Furniture World Magazine


Peter Marino provides guidance for salespeople looking to maximize their chances of convincing customers to buy.

Veteran salespeople frequently run into the customer’s coup de grace, worded as “Let me think about this,” or otherwise worded to mean the same thing. I call this ploy the customer’s coup de grâce because, more often than not, it is the customer’s gracious way of telling the salesperson that nothing the salesperson has said or done so far has won his or her buy-in. A less gracious approach would have been the blunt words, “You ain’t shown me anything yet that has knocked my socks off” or “You haven’t shown me anything that even comes close to helping me make the best buying decision.”

But while the customer’s request to allow him or her “to think about it” may be a gracious ploy, consultant and author Brian Tracy appears to be right when he analyzes the customer’s ploy as having nothing to do with thinking one jot more about what the salesperson has just said or done. The fact that the customer usually adds the words, “Do you have a card?” merely lends credence to the customer’s graciousness. What the customer’s addendum really means is, “I know you make your living this way, so I am asking you for your card because you seem to be a nice guy, and there’s no sense in my offending you.”

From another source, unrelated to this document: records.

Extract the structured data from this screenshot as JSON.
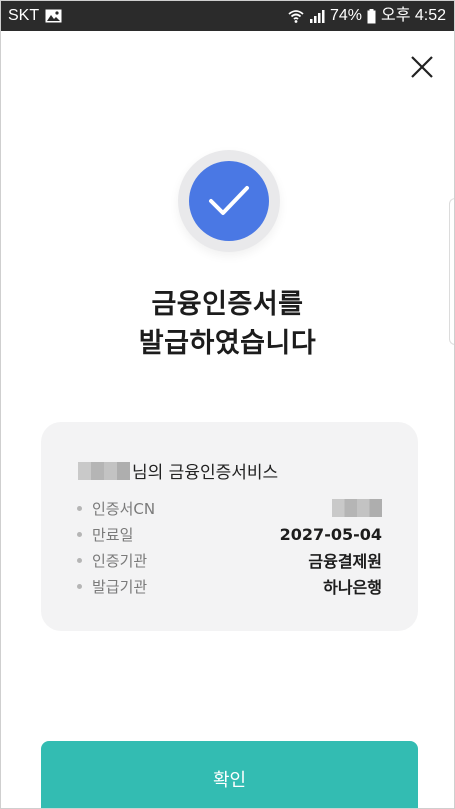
{
  "status_bar": {
    "carrier": "SKT",
    "battery_percent": "74%",
    "time": "오후 4:52",
    "icons": [
      "image-notification-icon",
      "wifi-icon",
      "signal-icon",
      "battery-icon"
    ]
  },
  "header": {
    "close_icon": "close-icon"
  },
  "result": {
    "icon": "check-icon",
    "accent_color": "#4a78e4",
    "title_line1": "금융인증서를",
    "title_line2": "발급하였습니다"
  },
  "card": {
    "owner_suffix": "님의 금융인증서비스",
    "rows": [
      {
        "label": "인증서CN",
        "value": ""
      },
      {
        "label": "만료일",
        "value": "2027-05-04"
      },
      {
        "label": "인증기관",
        "value": "금융결제원"
      },
      {
        "label": "발급기관",
        "value": "하나은행"
      }
    ]
  },
  "footer": {
    "confirm_label": "확인",
    "confirm_color": "#33bcb2"
  }
}
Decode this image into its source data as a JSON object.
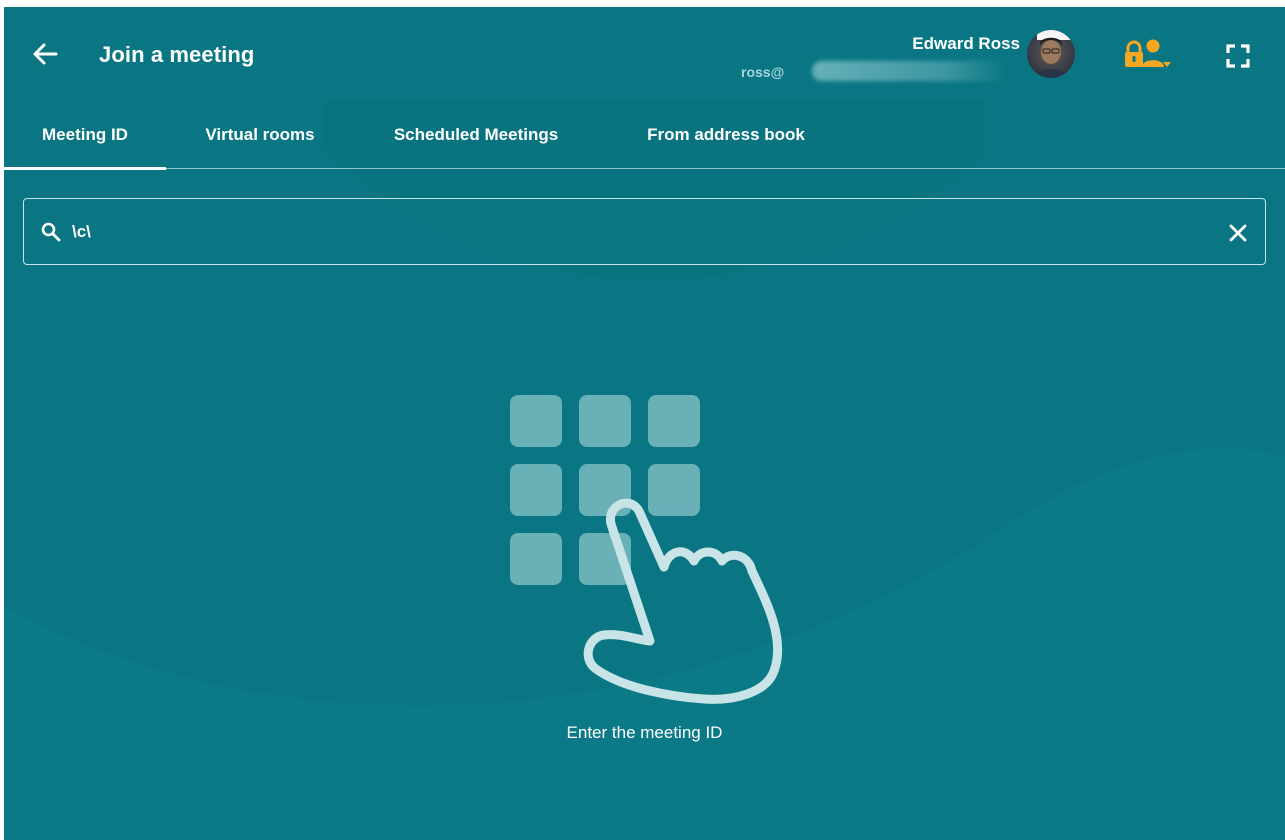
{
  "header": {
    "title": "Join a meeting",
    "user_name": "Edward Ross",
    "user_email": "ross@"
  },
  "tabs": [
    {
      "label": "Meeting ID",
      "active": true
    },
    {
      "label": "Virtual rooms",
      "active": false
    },
    {
      "label": "Scheduled Meetings",
      "active": false
    },
    {
      "label": "From address book",
      "active": false
    }
  ],
  "search": {
    "value": "\\c\\",
    "placeholder": ""
  },
  "main": {
    "hint": "Enter the meeting ID"
  },
  "icons": {
    "back": "arrow-left-icon",
    "lock": "lock-user-icon",
    "fullscreen": "fullscreen-icon",
    "search": "search-icon",
    "clear": "close-icon"
  },
  "colors": {
    "background": "#0b7683",
    "accent": "#f5a623",
    "text": "#ffffff"
  }
}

Most sales consultants insist that buying has little to do with thinking. They suggest that it has more to do with feeling, that customers buy emotionally, and later think about it after they have done their buying. While I agree that the emotions play a colossal role in the buying process, we might be a bit more cautious about belittling the role genuine thinking plays in the buying process, especially when the things we buy – a product or a service – can be fraught with dire consequences, financial as well as emotional.

If thinking really plays an insignificant role in the buying process, then why do some of our customers {not only the engineers) ask about our warranties? Why do some of them rattle our dinette tables and shake the chairs. Why do they sit on the edge of our mattresses? Why do they ask about the content of our fabrics?

If, in fact, our customers did hardly any thinking during the buying process, we’d have to conclude that John Lawhon was spinning his wheels when he emphasized that customers look for knowledgeable salespeople. Lawhon has always been right in that regard.

We should handle the customer’s coup de grâce with the greatest tact because kindness deserves kindness in return. Start with a genuinely kind smile. Then reframe the customer’s coup de grâce with something like the following: “What I hear you saying is that this is a very important decision for you. It certainly deserves your serious thinking as you go about doing your shopping. Before you go on to do just that, let’s go over one more time what you said you liked about this recliner.” Review the benefits the customer accepted about that recliner. Then invite the customer to sit “in” that recliner in order to feel once again its soothing comfort, making sure you add words like the following: “That way when you find something you like elsewhere, you can really compare it to this recliner.”

Practice this kind of Side-by-Side Buying. Finally, remember these words: We can argue about the role thinking plays in buying; we must never doubt the important role thinking plays in selling, and unlike Rodin’s Thinker, we must do our thinking on our feet. I strongly suggest you do some serious thinking about all this!

Trainer, educator and group leader Dr. Peter A. Marino writes extensively on sales training techniques and their furniture retailing applications. He has deep experience as a top salesman, sales manager, corporate trainer and consultant. Dr. Marino has undergraduate degrees in English and philosophy and a Ph. D. in ancient Greek and Latin. His books include “The Golden Rules of Selling Bedding”, “Stop Losing Those Bedding Sales” and “It’s Buying, Silly!” available through FURNITURE WORLD. Questions can be sent to Peter Marino at pmarino@furninfo.com.